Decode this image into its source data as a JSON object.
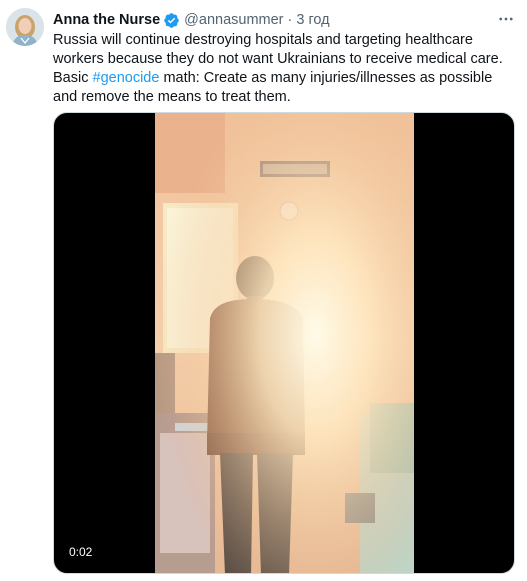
{
  "author": {
    "display_name": "Anna the Nurse",
    "handle": "@annasummer",
    "separator": "·",
    "time": "3 год"
  },
  "icons": {
    "avatar": "avatar-photo",
    "verified": "verified-badge-icon",
    "more": "more-dots-icon"
  },
  "colors": {
    "accent": "#1d9bf0",
    "text": "#0f1419",
    "muted": "#536471"
  },
  "tweet": {
    "text_before": "Russia will continue destroying hospitals and targeting healthcare workers because they do not want Ukrainians to receive medical care. Basic ",
    "hashtag": "#genocide",
    "text_after": " math: Create as many injuries/illnesses as possible and remove the means to treat them."
  },
  "media": {
    "type": "video",
    "duration": "0:02"
  }
}
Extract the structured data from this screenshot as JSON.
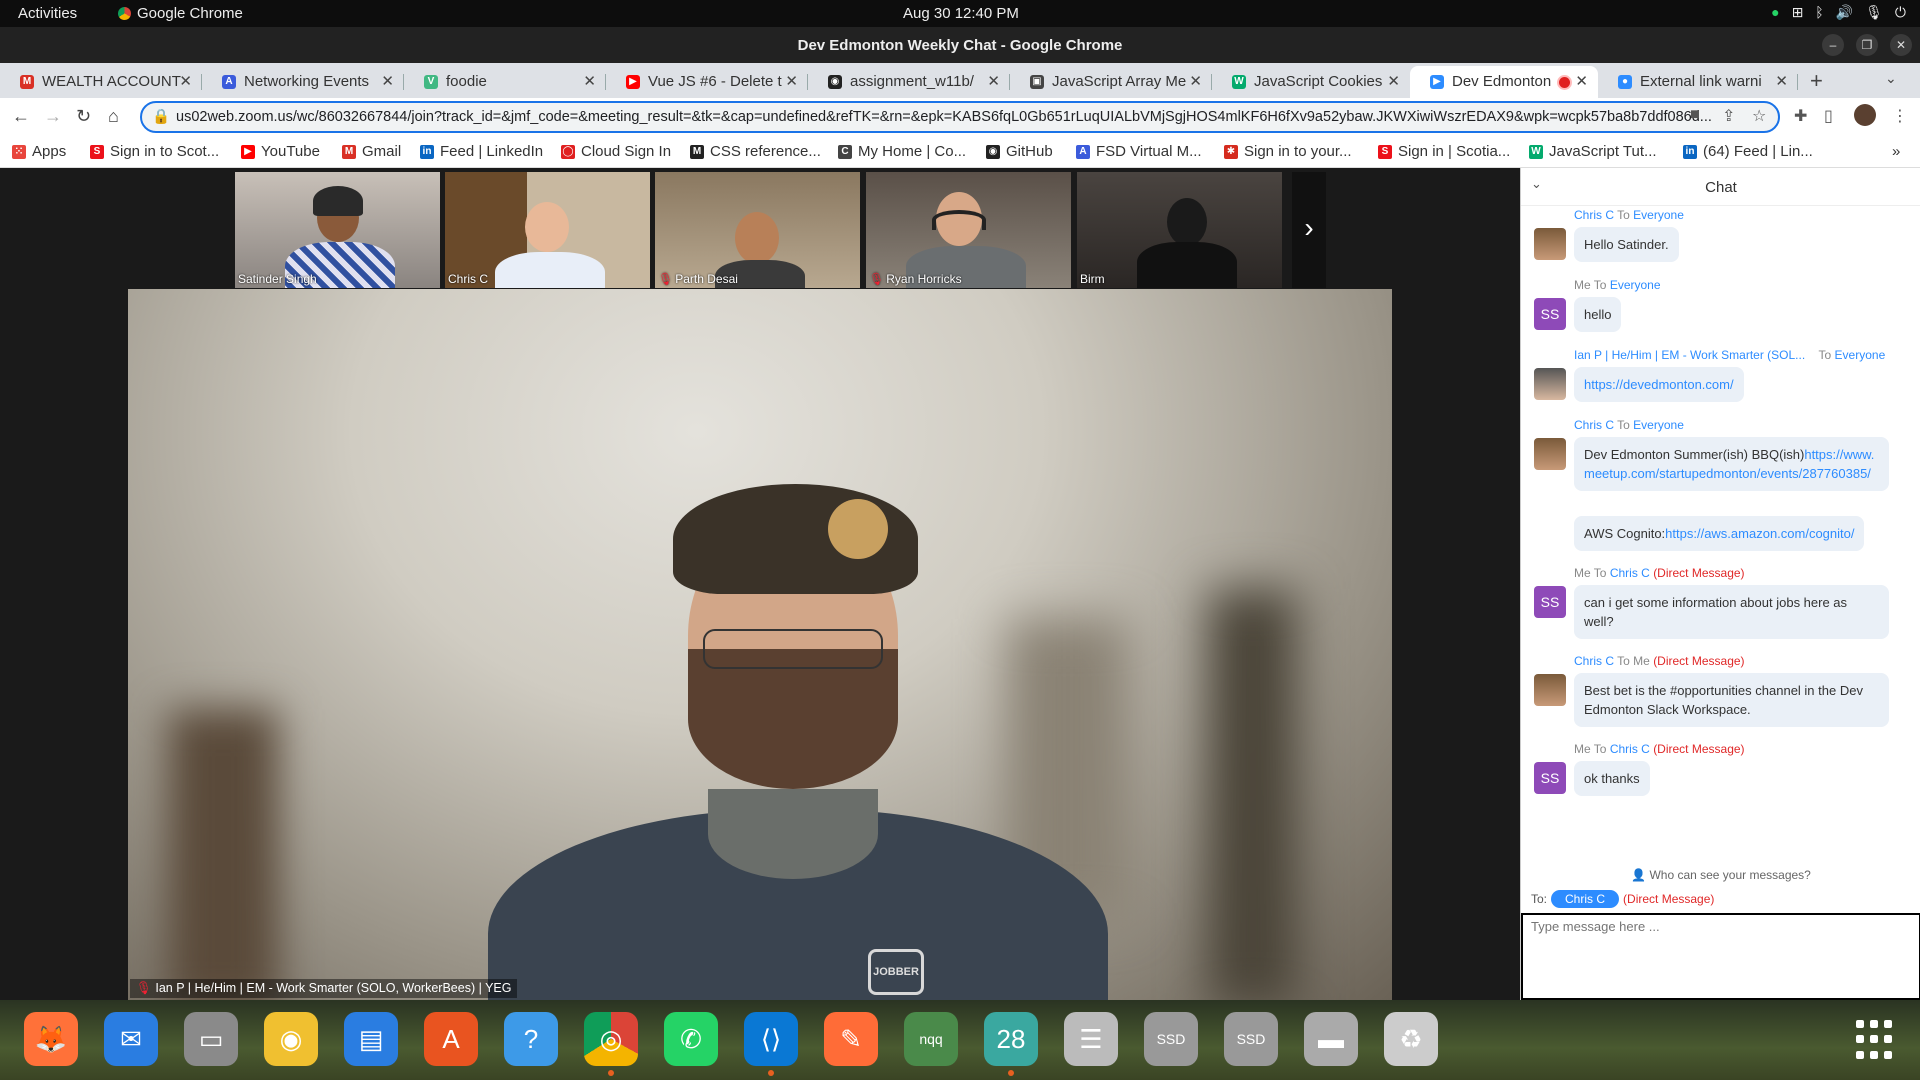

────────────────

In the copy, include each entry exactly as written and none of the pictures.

Decode this image into its source data as a JSON object.
{
  "author": {
    "display_name": "Anna the Nurse",
    "handle": "@annasummer",
    "separator": "·",
    "time": "3 год"
  },
  "icons": {
    "avatar": "avatar-photo",
    "verified": "verified-badge-icon",
    "more": "more-dots-icon"
  },
  "colors": {
    "accent": "#1d9bf0",
    "text": "#0f1419",
    "muted": "#536471"
  },
  "tweet": {
    "text_before": "Russia will continue destroying hospitals and targeting healthcare workers because they do not want Ukrainians to receive medical care. Basic ",
    "hashtag": "#genocide",
    "text_after": " math: Create as many injuries/illnesses as possible and remove the means to treat them."
  },
  "media": {
    "type": "video",
    "duration": "0:02"
  }
}
Extract the structured data from this screenshot as JSON.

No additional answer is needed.